It’s a much-loved condiment on sandwiches, burgers and more, but with egg being mayo's primary ingredient , most vegans are left out on the lurch. Enter Gut Instinct, part of the Welsh pavilion, which brought its vegan mayonnaise to Gulfood.
Ingredients include rapeseed, oil, water, sugar, modified maize starch, English mustard, salt and a stabiliser, creating a product that taste-wise is indistinguishable from regular mayonnaise.
The vegan mayonnaise will be priced at approximately 30 per cent more than the typical version and will be available in travel-friendly sachets, for those looking to add a burst of flavour to their food on the go.
Chicken and beef-flavoured plant burgers
Gulfood 2020 saw a record number of vegan and vegetarian products, including homegrown company Healthy Farm’s protein burgers. Offered in four varieties - beef taste, spicy beef taste, chicken taste and spicy chicken taste - these healthy patties are made from kale and quinoa, giving them a high nutritional profile by sneaking in those superfoods.
Jacek Plewa, chief executive of Healthy Farm, says the company uses a simple recipe and keeps processing to a minimum. “They contain 180 to 212 calories per 100 grams, which is roughly 30 per cent less than traditional meat burgers."
All four variants will soon be available in select restaurants across the UAE.
Brown sprouted rice
Dieticians and fitness trainers often talk about the benefits of brown rice over its white counterpart. India Gate, known for its classic Basmati rice and other grains, is going one step further with sprouted brown rice, which offers all the benefits of brown rice and then some. A company representative explains that “an additional process of sprouting is done, which activates dormant enzymes and softens the bran layer, leaving the rice less sticky, with no bursting and curling” - thus giving a high nutritional quotient as well as an improved texture.
Some of the health benefits, according to the brand, include accelerated fat metabolism and boosted immunity.
Sprouted brown rice needs to be soaked in water for 30 minutes, then cooked for another 20 minutes in boiling water. It’s currently available at leading supermarkets and retails for Dh21 per packet.
Dairy-free cream and butter
“If you spoke about plant-based meat 10 years ago, people would have laughed – but now things are completely different.

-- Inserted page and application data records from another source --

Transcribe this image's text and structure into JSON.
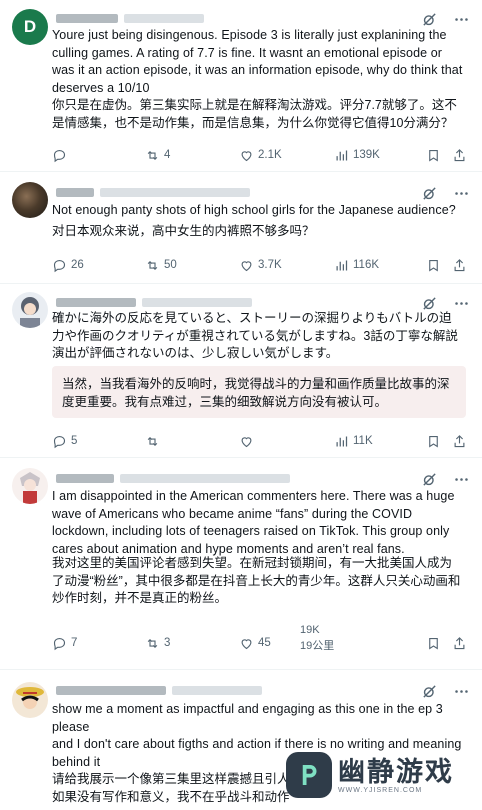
{
  "tweets": [
    {
      "avatar_letter": "D",
      "text_en": "Youre just being disingenous. Episode 3 is literally just explanining the culling games. A rating of 7.7 is fine. It wasnt an emotional episode or was it an action episode, it was an information episode, why do think that deserves a 10/10",
      "text_zh": "你只是在虚伪。第三集实际上就是在解释淘汰游戏。评分7.7就够了。这不是情感集，也不是动作集，而是信息集，为什么你觉得它值得10分满分？",
      "replies": "",
      "retweets": "4",
      "likes": "2.1K",
      "views": "139K"
    },
    {
      "text_en": "Not enough panty shots of high school girls for the Japanese audience?",
      "text_zh": "对日本观众来说，高中女生的内裤照不够多吗？",
      "replies": "26",
      "retweets": "50",
      "likes": "3.7K",
      "views": "116K"
    },
    {
      "text_ja": "確かに海外の反応を見ていると、ストーリーの深掘りよりもバトルの迫力や作画のクオリティが重視されている気がしますね。3話の丁寧な解説演出が評価されないのは、少し寂しい気がします。",
      "text_zh": "当然，当我看海外的反响时，我觉得战斗的力量和画作质量比故事的深度更重要。我有点难过，三集的细致解说方向没有被认可。",
      "replies": "5",
      "retweets": "",
      "likes": "",
      "views": "11K"
    },
    {
      "text_en": "I am disappointed in the American commenters here. There was a huge wave of Americans who became anime “fans” during the COVID lockdown, including lots of teenagers raised on TikTok. This group only cares about animation and hype moments and aren’t real fans.",
      "text_zh": "我对这里的美国评论者感到失望。在新冠封锁期间，有一大批美国人成为了动漫“粉丝”，其中很多都是在抖音上长大的青少年。这群人只关心动画和炒作时刻，并不是真正的粉丝。",
      "replies": "7",
      "retweets": "3",
      "likes": "45",
      "views": "19K",
      "views_zh": "19公里"
    },
    {
      "text_en": "show me a moment as impactful and engaging as this one in the ep 3 please\nand I don't care about figths and action if there is no writing and meaning behind it",
      "text_zh": "请给我展示一个像第三集里这样震撼且引人\n如果没有写作和意义，我不在乎战斗和动作"
    }
  ],
  "watermark": {
    "title": "幽静游戏",
    "url": "WWW.YJISREN.COM"
  },
  "colors": {
    "text": "#0f1419",
    "muted": "#536471",
    "divider": "#eff3f4",
    "quote_bg": "#f7eeee",
    "avatar_green": "#1a7a4c"
  },
  "icons": [
    "reply-icon",
    "retweet-icon",
    "like-icon",
    "views-icon",
    "bookmark-icon",
    "share-icon",
    "grok-icon",
    "more-icon"
  ]
}
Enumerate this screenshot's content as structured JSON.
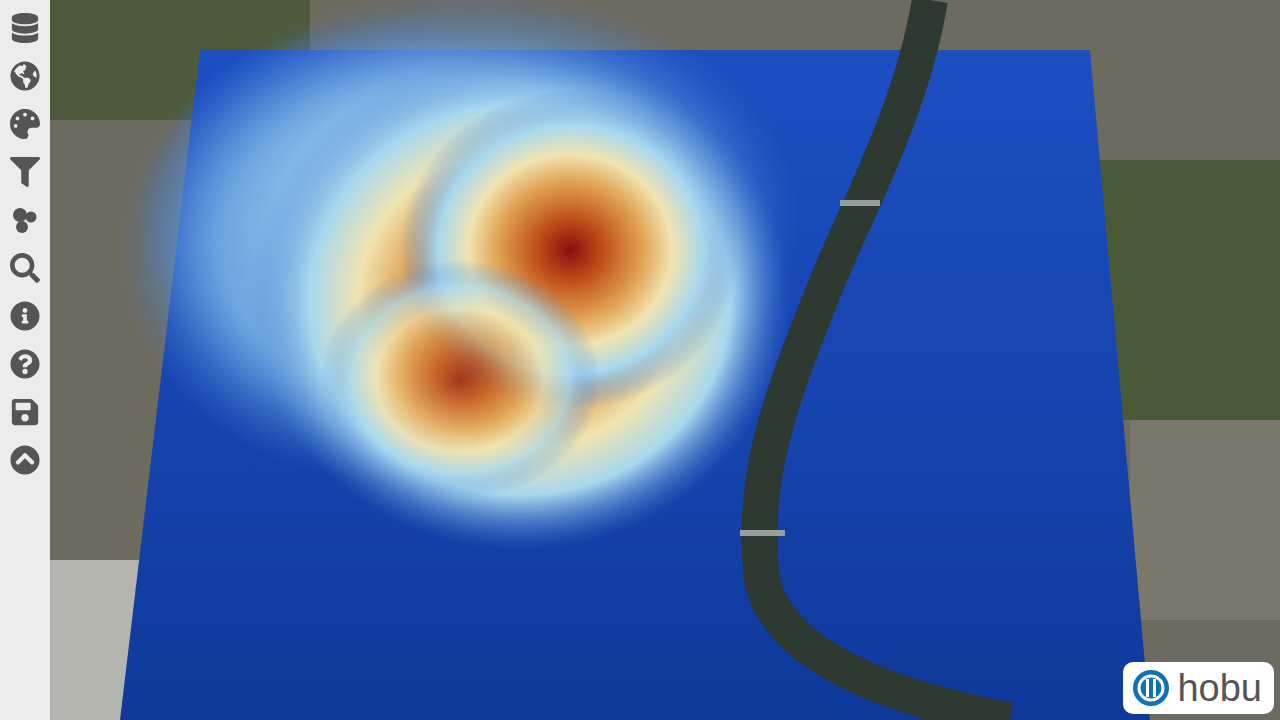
{
  "logo": {
    "text": "hobu"
  }
}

People cannot even tell the difference between plant-based and real meat,” says Reinier Weerman, general manager for Upfield in North Africa and the Middle East. “I’m convinced that in the next 10 years, plant-based foods will dominate the market.”
It’s this thinking that led Upfield to unveil its 100 per cent dairy-free Flora Plant Butter and Plant Cream at Gulfood 2020. The products are made using plant-based oils, which have natural fats, and according Weerman, offer more health benefits than traditional butters and creams, while keeping the same flavour profile. “We are catering to the global health conscious wave,” he adds. And the environmental benefits of the products are the vegan icing on the cake.
Sustainable packaging and compostable bottles are obviously giant leaps forward for the food and beverage sector, but Canary is going a different way and omitting packaging altogether. The company presented its zero-waste butter at the New Zealand Dairy Pavilion at Gulfood. The clean-cut, perfectly shaped butter medallions are transported using wax paper, and served sans packaging, thus minimising the amount of plastic or foil that ends up in landfill. For now, the butter will be made available to hotels, airlines and caterers in the region.
Updated: February 19, 2020 11:35 AM